(Task): Return only the number of lines in the entries below that hold the word "icon".

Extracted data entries
*** Begin section ***
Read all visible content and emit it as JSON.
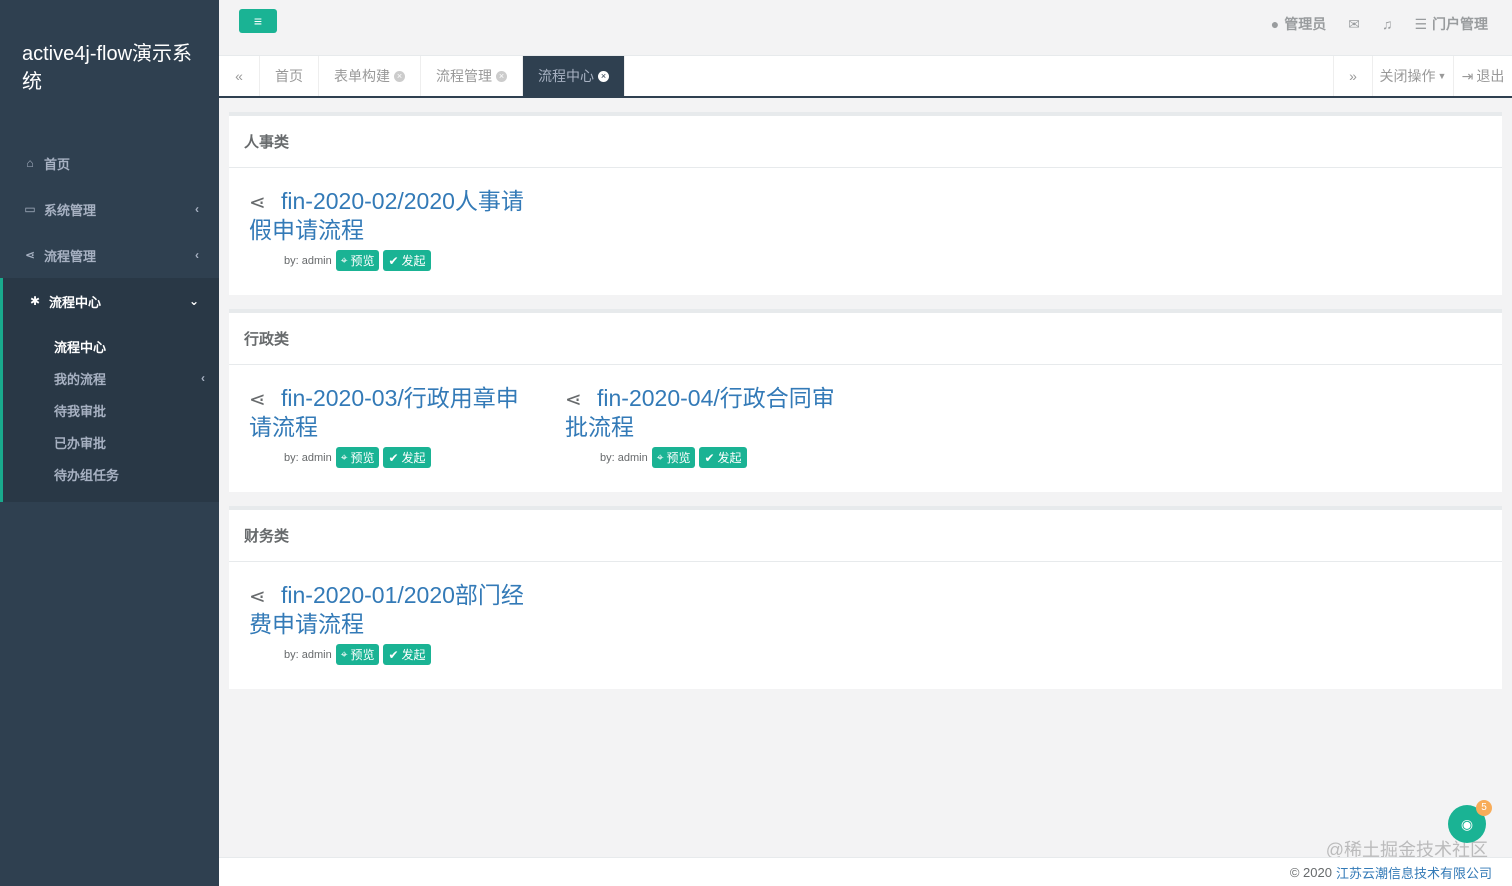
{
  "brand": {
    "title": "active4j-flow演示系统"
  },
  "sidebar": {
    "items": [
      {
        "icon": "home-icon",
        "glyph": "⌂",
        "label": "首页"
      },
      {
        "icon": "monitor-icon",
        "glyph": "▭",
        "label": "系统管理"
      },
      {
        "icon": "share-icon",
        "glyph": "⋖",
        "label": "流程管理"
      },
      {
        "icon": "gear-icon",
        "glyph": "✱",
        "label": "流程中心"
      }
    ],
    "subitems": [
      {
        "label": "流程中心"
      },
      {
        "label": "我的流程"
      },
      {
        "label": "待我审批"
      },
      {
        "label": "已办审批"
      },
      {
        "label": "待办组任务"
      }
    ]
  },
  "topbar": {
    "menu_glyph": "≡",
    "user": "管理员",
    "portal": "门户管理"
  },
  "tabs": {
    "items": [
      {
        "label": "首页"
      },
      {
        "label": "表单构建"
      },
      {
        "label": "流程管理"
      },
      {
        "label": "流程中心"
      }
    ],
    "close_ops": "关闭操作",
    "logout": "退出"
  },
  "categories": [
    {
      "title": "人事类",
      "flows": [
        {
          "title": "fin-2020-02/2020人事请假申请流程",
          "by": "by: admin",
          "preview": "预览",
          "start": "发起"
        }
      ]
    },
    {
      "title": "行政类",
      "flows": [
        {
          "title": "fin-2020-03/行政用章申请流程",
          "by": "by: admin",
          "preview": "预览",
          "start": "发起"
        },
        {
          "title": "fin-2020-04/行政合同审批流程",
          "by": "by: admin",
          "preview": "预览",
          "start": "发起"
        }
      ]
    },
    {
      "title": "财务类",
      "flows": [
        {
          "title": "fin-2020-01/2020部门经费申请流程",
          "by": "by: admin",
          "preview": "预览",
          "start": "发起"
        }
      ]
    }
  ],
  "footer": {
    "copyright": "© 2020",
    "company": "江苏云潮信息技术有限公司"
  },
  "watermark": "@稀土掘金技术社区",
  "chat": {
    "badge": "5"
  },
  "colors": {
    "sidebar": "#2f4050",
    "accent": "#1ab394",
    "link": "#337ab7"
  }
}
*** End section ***
(Answer for this exercise): 4